[80] To produce an inventory at global scale, we have had to extrapolate a general characterization of technology and emissions, such as the industrial boiler mix, to several countries and regions. Detailed, relevant data are probably available at national level, but the scope of this project did not allow examination at this level. As countries develop their own historical estimates, the understanding of global historical emissions should improve, and we encourage efforts to share this information. In particular, information from regions such as China and the former Soviet Union, which are important contributors to total emissions, may be available in the native languages of these countries. More accurate global emissions will require global participation.

[81] Finally, comparison with atmospheric measurements has suggested that the present-day inventory of Bond et al. [2004] is underestimated in some regions [Park et al., 2005], or that the spatial distribution of emissions is incorrect [Hakami et al., 2005]. These findings have identified the need to revisit technology mixes and emission factors. We acknowledge that these factors could produce a low bias in this historical inventory as well, and we encourage emission observations which provide greater accuracy. However, we have resisted implementing arbitrary emission increases which would produce a better match with atmospheric concentrations. Until the causal factors of these mismatches are identified, as for example by Streets et al. [2006], we cannot confidently represent the relationship between socioeconomic changes and emissions.

8. Summary

[82] We have calculated emission trends of black and primary organic carbon emissions between 1850 and 2000. This work relies on a sectoral, fuel-specific reconstruction of fossil fuel consumption and on new historical estimates of biofuel consumption. Because we account for technology transitions, largely through sectoral divisions, our trends are quite different than those found in previous work, especially during the latter half of the twentieth century.

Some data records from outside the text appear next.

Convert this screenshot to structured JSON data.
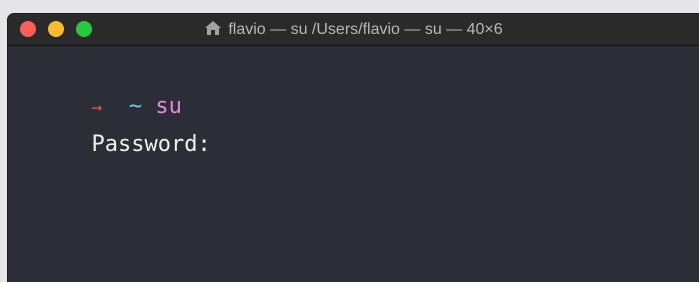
{
  "window": {
    "title": "flavio — su /Users/flavio — su — 40×6",
    "colors": {
      "background": "#2b2d37",
      "close": "#ff5f57",
      "minimize": "#febc2e",
      "zoom": "#28c840"
    }
  },
  "terminal": {
    "lines": [
      {
        "prompt_arrow": "→",
        "prompt_dir": "~",
        "command": "su"
      },
      {
        "text": "Password:"
      }
    ],
    "colors": {
      "arrow": "#e35a3a",
      "dir": "#5fd3e8",
      "command": "#e68ae6",
      "text": "#f0f0f0"
    }
  },
  "icons": {
    "title": "home-icon",
    "close": "close-icon",
    "minimize": "minimize-icon",
    "zoom": "zoom-icon"
  }
}
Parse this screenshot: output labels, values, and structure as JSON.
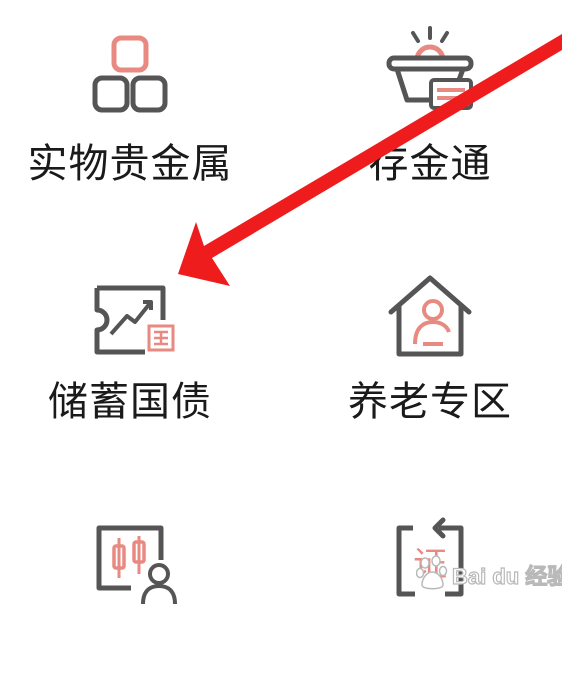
{
  "tiles": [
    {
      "label": "实物贵金属",
      "icon": "gold-bars-icon"
    },
    {
      "label": "存金通",
      "icon": "gold-bowl-card-icon"
    },
    {
      "label": "储蓄国债",
      "icon": "national-bond-ticket-icon"
    },
    {
      "label": "养老专区",
      "icon": "pension-house-icon"
    },
    {
      "label": "",
      "icon": "fund-advisor-icon"
    },
    {
      "label": "",
      "icon": "securities-refresh-icon"
    }
  ],
  "overlay": {
    "arrow_color": "#ee1c1c",
    "watermark": "Bai du 经验"
  },
  "colors": {
    "icon_gray": "#555555",
    "icon_accent": "#e88a82",
    "label": "#1a1a1a"
  }
}
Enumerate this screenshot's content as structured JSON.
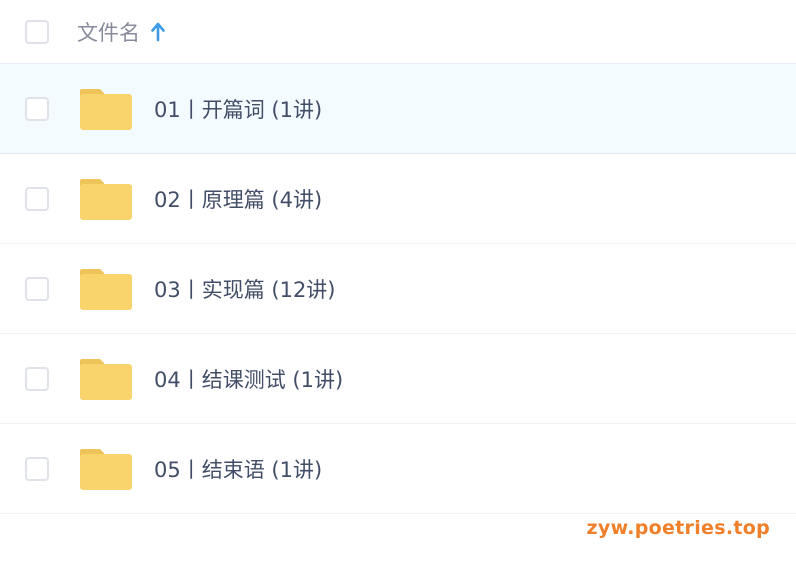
{
  "header": {
    "column_label": "文件名",
    "sort_icon": "arrow-up-icon",
    "accent": "#3d9be9"
  },
  "rows": [
    {
      "label": "01丨开篇词 (1讲)",
      "icon": "folder-icon"
    },
    {
      "label": "02丨原理篇 (4讲)",
      "icon": "folder-icon"
    },
    {
      "label": "03丨实现篇 (12讲)",
      "icon": "folder-icon"
    },
    {
      "label": "04丨结课测试 (1讲)",
      "icon": "folder-icon"
    },
    {
      "label": "05丨结束语 (1讲)",
      "icon": "folder-icon"
    }
  ],
  "colors": {
    "folder": "#f9d36b",
    "folder_tab": "#eec45a",
    "hover_row": "#f4fbff",
    "text": "#424e67"
  },
  "watermark": "zyw.poetries.top"
}
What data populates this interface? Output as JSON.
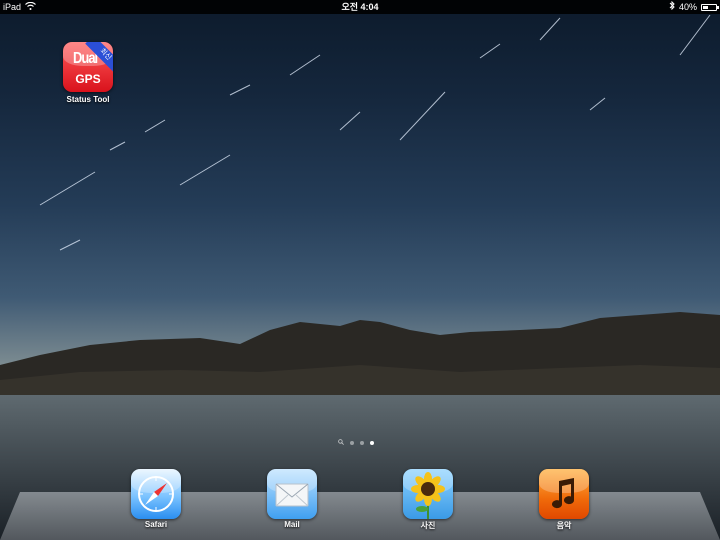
{
  "status_bar": {
    "device": "iPad",
    "time": "오전 4:04",
    "battery": "40%",
    "battery_level": 0.4
  },
  "home_apps": [
    {
      "name": "Status Tool",
      "icon": "dual-gps-icon",
      "icon_text_top": "Dual",
      "icon_text_bottom": "GPS",
      "icon_ribbon": "최신"
    }
  ],
  "page_indicator": {
    "pages": 3,
    "current": 3,
    "search_icon": "search-icon"
  },
  "dock": {
    "apps": [
      {
        "label": "Safari",
        "icon": "compass-icon"
      },
      {
        "label": "Mail",
        "icon": "envelope-icon"
      },
      {
        "label": "사진",
        "icon": "sunflower-icon"
      },
      {
        "label": "음악",
        "icon": "music-note-icon"
      }
    ]
  },
  "colors": {
    "gps_red": "#d9121c",
    "ribbon_blue": "#2b4fd6",
    "music_orange": "#f06a0a"
  }
}
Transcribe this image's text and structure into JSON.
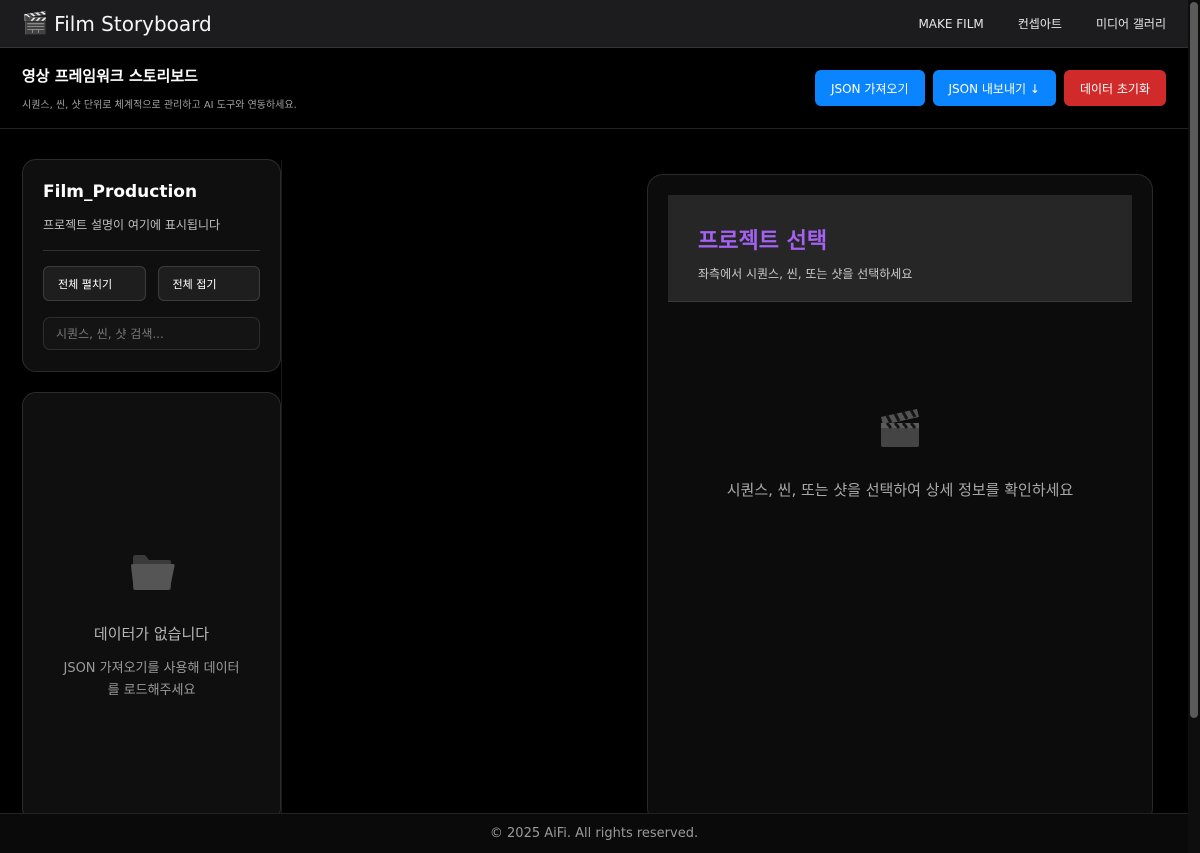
{
  "nav": {
    "brand_icon": "clapper-board-icon",
    "title": "Film Storyboard",
    "links": [
      "MAKE FILM",
      "컨셉아트",
      "미디어 갤러리"
    ]
  },
  "header": {
    "title": "영상 프레임워크 스토리보드",
    "subtitle": "시퀀스, 씬, 샷 단위로 체계적으로 관리하고 AI 도구와 연동하세요.",
    "buttons": {
      "import": "JSON 가져오기",
      "export": "JSON 내보내기 ↓",
      "reset": "데이터 초기화"
    }
  },
  "sidebar": {
    "project_name": "Film_Production",
    "project_desc": "프로젝트 설명이 여기에 표시됩니다",
    "expand_all": "전체 펼치기",
    "collapse_all": "전체 접기",
    "search_placeholder": "시퀀스, 씬, 샷 검색...",
    "empty": {
      "icon": "folder-icon",
      "title": "데이터가 없습니다",
      "desc": "JSON 가져오기를 사용해 데이터를 로드해주세요"
    }
  },
  "detail": {
    "title": "프로젝트 선택",
    "subtitle": "좌측에서 시퀀스, 씬, 또는 샷을 선택하세요",
    "icon": "clapper-board-icon",
    "message": "시퀀스, 씬, 또는 샷을 선택하여 상세 정보를 확인하세요"
  },
  "footer": {
    "text": "© 2025 AiFi. All rights reserved."
  },
  "colors": {
    "accent_blue": "#0a84ff",
    "danger_red": "#d12a2a",
    "title_purple": "#a461f2"
  }
}
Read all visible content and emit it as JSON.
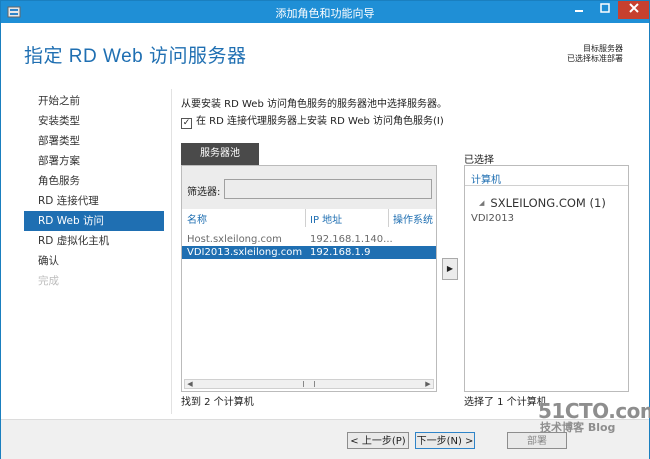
{
  "window": {
    "title": "添加角色和功能向导"
  },
  "header": {
    "title": "指定 RD Web 访问服务器",
    "target_label": "目标服务器",
    "target_value": "已选择标准部署"
  },
  "nav": {
    "items": [
      {
        "label": "开始之前"
      },
      {
        "label": "安装类型"
      },
      {
        "label": "部署类型"
      },
      {
        "label": "部署方案"
      },
      {
        "label": "角色服务"
      },
      {
        "label": "RD 连接代理"
      },
      {
        "label": "RD Web 访问"
      },
      {
        "label": "RD 虚拟化主机"
      },
      {
        "label": "确认"
      },
      {
        "label": "完成"
      }
    ],
    "active_index": 6
  },
  "main": {
    "instruction": "从要安装 RD Web 访问角色服务的服务器池中选择服务器。",
    "checkbox_label": "在 RD 连接代理服务器上安装 RD Web 访问角色服务(I)",
    "checkbox_checked": true,
    "tab_label": "服务器池",
    "filter_label": "筛选器:",
    "filter_value": "",
    "columns": [
      "名称",
      "IP 地址",
      "操作系统"
    ],
    "rows": [
      {
        "name": "Host.sxleilong.com",
        "ip": "192.168.1.140...",
        "os": ""
      },
      {
        "name": "VDI2013.sxleilong.com",
        "ip": "192.168.1.9",
        "os": ""
      }
    ],
    "found_text": "找到 2 个计算机",
    "move_button": "▶"
  },
  "selected": {
    "title": "已选择",
    "column": "计算机",
    "group": "SXLEILONG.COM (1)",
    "items": [
      "VDI2013"
    ],
    "count_text": "选择了 1 个计算机"
  },
  "footer": {
    "prev": "< 上一步(P)",
    "next": "下一步(N) >",
    "deploy": "部署"
  },
  "watermark": {
    "top": "51CTO.com",
    "bottom": "技术博客 Blog"
  },
  "colors": {
    "accent": "#1f6fb2",
    "titlebar": "#1f8fd6",
    "close": "#c7402f"
  }
}
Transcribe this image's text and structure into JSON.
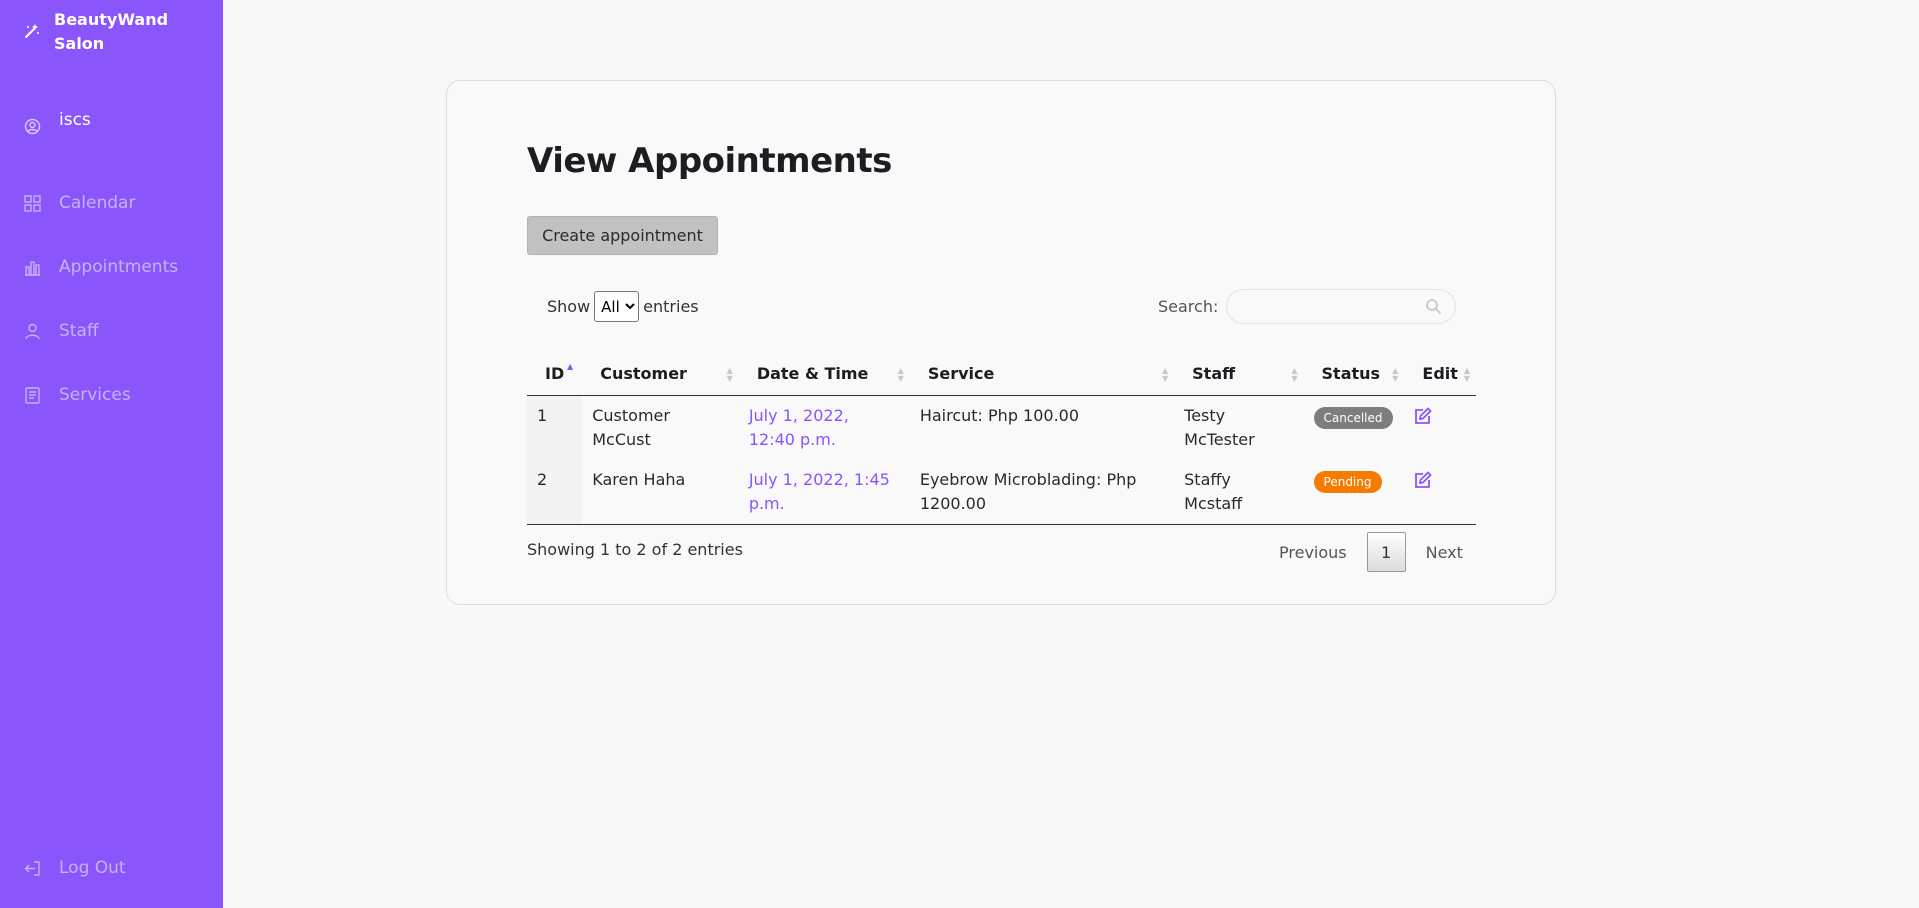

[83] Biofuel is responsible for over half of BC emission until about 1890, and dominates energy-related primary OC emission throughout the entire period. Coal contributes the greatest fraction of BC emission between 1880 and 1975; although its usage continues to increase, cleaner technology results in overall emission reductions. BC emissions from coal are overtaken by biofuel around 1975, and by diesel fuel around 1990; these latter two sectors represent future challenges in reducing BC emissions. Technology improvements gradually counteract the sharp rise in fuel consumption in the latter half of the 20th century. Previous work suggests a rapid rise in BC emissions between 1950 and 2000; this work supports a more gradual, smooth increase between 1950 and 2000.


[84] The team at UIUC was supported by the Climate Dynamics and Atmospheric Chemistry Programs at the National Science Foundation under grant ATM-0349292. The Argonne team is funded by the U.S. Department of Energy, Office of Fossil Energy, Office of Planning and Environmental Analysis. Argonne National Laboratory is operated by the University of Chicago under contract W-31-109-ENG-38 with the U.S. Department of Energy. We thank Joel Darmstadter for gracious responses to questions on his valuable resource book, and James Hansen, Dorothy Koch, and V. Ramanathan for their encouragement.